Have a look at the following discussion board question from an urban planning course: “Looking at the map of [insert name region], discuss possible locations for people who may eventually commute to work in [insert name city]”
It’s a typical ‘application’ question, it brings real-life to the learning process, and it asks the students to apply what they know to a new or different situation… so all good right? Wrong.
Say there are 40 students. The first student to post (a good ‘learning’ strategy to have! – pardon the sarcasm) will probably come up with something interesting. Perhaps – if we’re lucky – up to 6 students will be able to post something that others will find useful to read, maybe bring a new perspective. But then what?
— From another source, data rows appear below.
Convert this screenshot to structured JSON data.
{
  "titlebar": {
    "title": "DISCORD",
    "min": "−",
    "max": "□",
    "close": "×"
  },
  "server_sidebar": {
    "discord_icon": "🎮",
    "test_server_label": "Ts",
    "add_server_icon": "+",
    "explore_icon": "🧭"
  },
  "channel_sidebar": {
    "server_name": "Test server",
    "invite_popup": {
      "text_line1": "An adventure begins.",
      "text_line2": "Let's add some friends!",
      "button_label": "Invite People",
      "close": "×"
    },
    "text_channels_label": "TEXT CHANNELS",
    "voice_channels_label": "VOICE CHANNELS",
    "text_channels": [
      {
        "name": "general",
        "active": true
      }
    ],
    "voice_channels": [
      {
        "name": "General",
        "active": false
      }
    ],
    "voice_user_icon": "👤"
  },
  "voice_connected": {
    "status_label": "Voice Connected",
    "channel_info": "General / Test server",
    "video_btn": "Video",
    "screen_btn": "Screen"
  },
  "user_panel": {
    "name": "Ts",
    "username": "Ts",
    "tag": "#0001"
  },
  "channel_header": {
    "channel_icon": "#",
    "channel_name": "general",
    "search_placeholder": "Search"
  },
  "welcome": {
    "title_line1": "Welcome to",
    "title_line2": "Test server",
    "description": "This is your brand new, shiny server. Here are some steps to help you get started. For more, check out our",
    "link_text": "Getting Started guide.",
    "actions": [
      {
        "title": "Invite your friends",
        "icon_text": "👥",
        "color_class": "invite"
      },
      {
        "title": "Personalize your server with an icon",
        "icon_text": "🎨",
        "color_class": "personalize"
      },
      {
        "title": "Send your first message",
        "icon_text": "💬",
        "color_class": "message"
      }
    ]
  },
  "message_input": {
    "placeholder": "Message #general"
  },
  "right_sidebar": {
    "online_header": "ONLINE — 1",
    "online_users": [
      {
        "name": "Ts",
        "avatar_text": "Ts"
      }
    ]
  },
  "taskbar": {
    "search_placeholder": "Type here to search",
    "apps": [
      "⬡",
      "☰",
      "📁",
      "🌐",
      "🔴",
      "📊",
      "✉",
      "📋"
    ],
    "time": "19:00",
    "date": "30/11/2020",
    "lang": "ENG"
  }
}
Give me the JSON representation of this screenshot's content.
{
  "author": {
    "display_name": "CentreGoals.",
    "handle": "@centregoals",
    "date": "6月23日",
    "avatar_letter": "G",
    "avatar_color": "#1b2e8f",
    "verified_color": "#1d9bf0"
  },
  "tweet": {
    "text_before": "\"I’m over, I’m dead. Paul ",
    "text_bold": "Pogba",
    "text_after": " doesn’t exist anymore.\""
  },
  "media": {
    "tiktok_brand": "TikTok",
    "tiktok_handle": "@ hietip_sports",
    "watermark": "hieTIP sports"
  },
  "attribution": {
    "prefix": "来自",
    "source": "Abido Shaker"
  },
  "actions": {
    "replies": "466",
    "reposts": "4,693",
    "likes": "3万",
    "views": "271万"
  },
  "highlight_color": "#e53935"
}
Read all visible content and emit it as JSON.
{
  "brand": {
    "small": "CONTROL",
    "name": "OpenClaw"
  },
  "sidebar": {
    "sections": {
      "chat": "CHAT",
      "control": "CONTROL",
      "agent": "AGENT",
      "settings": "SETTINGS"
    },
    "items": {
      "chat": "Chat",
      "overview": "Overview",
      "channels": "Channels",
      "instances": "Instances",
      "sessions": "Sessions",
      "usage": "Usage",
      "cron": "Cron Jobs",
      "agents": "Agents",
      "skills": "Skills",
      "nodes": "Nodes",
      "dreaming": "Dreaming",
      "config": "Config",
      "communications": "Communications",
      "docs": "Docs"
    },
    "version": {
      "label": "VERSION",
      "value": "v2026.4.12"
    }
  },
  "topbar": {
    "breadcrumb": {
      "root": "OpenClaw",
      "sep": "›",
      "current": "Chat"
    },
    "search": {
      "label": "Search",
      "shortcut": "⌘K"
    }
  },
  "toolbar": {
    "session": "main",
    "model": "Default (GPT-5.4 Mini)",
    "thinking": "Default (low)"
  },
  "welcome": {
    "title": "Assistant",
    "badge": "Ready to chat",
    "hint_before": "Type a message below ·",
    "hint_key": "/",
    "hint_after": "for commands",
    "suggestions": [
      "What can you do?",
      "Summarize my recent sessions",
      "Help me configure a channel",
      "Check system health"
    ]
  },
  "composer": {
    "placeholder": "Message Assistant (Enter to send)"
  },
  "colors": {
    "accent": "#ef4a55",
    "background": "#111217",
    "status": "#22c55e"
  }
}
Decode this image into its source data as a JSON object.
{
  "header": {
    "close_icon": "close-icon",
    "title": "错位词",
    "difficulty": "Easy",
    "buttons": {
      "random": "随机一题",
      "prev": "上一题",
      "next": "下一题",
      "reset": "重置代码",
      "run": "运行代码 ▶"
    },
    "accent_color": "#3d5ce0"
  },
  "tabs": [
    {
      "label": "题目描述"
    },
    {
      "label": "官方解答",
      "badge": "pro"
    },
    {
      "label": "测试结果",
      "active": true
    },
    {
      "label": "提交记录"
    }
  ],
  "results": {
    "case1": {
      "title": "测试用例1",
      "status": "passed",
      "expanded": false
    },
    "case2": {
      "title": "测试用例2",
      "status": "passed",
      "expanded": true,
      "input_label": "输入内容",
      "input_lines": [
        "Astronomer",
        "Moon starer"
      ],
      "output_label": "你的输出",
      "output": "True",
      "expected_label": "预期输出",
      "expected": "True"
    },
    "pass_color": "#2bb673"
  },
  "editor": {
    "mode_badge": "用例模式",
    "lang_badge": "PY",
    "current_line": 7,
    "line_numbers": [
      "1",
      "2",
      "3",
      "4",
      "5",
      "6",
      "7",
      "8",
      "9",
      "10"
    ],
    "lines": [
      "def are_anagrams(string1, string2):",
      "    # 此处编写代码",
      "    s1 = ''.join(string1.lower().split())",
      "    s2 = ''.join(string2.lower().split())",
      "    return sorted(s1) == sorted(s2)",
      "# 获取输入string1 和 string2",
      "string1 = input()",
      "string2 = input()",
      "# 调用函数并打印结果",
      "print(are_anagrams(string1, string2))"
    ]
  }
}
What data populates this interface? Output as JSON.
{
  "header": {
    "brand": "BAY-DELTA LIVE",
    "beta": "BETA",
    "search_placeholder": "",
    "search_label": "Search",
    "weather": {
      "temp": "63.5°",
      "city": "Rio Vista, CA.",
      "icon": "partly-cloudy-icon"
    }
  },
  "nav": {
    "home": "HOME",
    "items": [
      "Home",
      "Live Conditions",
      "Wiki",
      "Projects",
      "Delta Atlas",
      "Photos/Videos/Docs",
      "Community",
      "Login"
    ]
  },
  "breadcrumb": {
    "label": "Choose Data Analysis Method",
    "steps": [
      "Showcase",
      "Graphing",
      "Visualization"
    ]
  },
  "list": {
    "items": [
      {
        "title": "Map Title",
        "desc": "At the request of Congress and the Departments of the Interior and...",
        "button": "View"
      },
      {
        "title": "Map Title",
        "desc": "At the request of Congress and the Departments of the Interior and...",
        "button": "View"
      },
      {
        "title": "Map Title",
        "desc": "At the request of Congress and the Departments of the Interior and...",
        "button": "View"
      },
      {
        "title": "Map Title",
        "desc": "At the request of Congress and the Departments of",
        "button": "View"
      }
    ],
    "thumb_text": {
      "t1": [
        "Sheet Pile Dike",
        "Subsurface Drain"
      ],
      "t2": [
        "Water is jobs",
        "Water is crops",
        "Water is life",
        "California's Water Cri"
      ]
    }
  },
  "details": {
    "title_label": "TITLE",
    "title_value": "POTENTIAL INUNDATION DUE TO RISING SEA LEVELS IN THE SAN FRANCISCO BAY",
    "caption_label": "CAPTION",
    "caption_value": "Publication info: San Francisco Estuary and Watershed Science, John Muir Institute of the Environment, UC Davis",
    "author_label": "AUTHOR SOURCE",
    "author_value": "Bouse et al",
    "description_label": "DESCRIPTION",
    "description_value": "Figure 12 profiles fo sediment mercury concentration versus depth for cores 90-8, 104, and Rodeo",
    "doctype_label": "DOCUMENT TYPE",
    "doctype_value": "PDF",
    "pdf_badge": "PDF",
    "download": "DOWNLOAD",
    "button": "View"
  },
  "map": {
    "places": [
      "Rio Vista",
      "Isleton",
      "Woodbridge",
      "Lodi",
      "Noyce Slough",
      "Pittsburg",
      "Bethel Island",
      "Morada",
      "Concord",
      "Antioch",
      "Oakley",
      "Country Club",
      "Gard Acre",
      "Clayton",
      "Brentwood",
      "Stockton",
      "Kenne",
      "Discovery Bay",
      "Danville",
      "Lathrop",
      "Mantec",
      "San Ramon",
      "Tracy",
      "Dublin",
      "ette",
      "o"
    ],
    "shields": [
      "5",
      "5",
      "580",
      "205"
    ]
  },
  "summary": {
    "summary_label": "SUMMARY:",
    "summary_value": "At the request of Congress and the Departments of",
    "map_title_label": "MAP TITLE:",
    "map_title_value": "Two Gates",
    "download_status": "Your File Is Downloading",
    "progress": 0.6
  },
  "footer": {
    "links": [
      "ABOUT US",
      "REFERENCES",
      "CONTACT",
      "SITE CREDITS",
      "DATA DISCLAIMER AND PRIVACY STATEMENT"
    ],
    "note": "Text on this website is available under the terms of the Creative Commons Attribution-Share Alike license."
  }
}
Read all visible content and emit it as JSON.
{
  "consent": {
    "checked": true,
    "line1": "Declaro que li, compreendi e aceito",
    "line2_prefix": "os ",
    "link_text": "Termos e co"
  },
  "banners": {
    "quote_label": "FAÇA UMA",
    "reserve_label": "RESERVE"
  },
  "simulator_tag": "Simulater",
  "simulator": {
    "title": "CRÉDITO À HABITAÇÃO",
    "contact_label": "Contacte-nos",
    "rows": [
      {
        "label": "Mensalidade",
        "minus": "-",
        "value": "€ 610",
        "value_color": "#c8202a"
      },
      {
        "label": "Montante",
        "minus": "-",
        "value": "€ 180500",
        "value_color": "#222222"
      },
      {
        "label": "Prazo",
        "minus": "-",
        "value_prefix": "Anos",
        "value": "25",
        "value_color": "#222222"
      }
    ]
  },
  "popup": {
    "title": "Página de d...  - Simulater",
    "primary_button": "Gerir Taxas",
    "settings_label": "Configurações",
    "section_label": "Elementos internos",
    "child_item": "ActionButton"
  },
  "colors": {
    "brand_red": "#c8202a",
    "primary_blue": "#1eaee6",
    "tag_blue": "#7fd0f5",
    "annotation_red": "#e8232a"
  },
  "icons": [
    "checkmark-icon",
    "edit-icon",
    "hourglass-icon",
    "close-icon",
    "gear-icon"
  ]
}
Responses become déja-vu. It gets harder and harder for every student to come up with something they are excited to share. Most likely they’ll find an answer in the forum that reflects what they wanted to say. It becomes an exercise in semantics: how to say the same using different words so you’re not caught copying other people’s ideas. Irritating!
Why is that? Although the instruction says ‘discuss’, this isn’t a good start for a real discussion. The question leads to a collection of individual answers. The tutor may throw in some probing to ‘deepen’ the thinking but – regardless of the good intentions – this doesn’t lead to a deeper discussion, let alone true collaboration and more meaningful learning.
In essence, unless your discussion is about a truly controversial issue with opposing views, nothing exciting will happen in that discussion board. So people don’t participate, unless they have to. That’s why the threat is considered necessary: if you don’t say anything you won’t get your grade. And then the ‘reply twice’ instruction is added to pretend the students are talking to each other. Huh?
So how then do you get a real and meaningful discussion going?
To start, stop using the word “discuss”. Use “solve” instead. That changes the whole activity: your design of it and the learners’ approach to it. A discussion should be a means to an end. If we discuss just for the sake of discussing, it gets boring very quickly. What’s the point?
Instead, apply problem-based learning principles when conceptualizing what your students will DO (not just talk about). Ask yourself the following two key questions:
- When students will apply X skills, what does a typical professional environment look like? (this is your context)
- In this real-life situation, what tangible(s) do people typically produce when they apply these skills? An action plan? A budget? A presentation? A brief? (this is your deliverable)
Turn your whole group discussion into inspiring team tasks with a plenary to keep the whole group buzz going while everyone is hard at work. All asynchronous. Learn the nitty-gritty of designing engaging team tasks and you’ll be amazed at how this drastically improves participation and completion rates. When we are serious about applying adult learning principles there is no need to add assessment threats. Let’s make our activities exciting instead.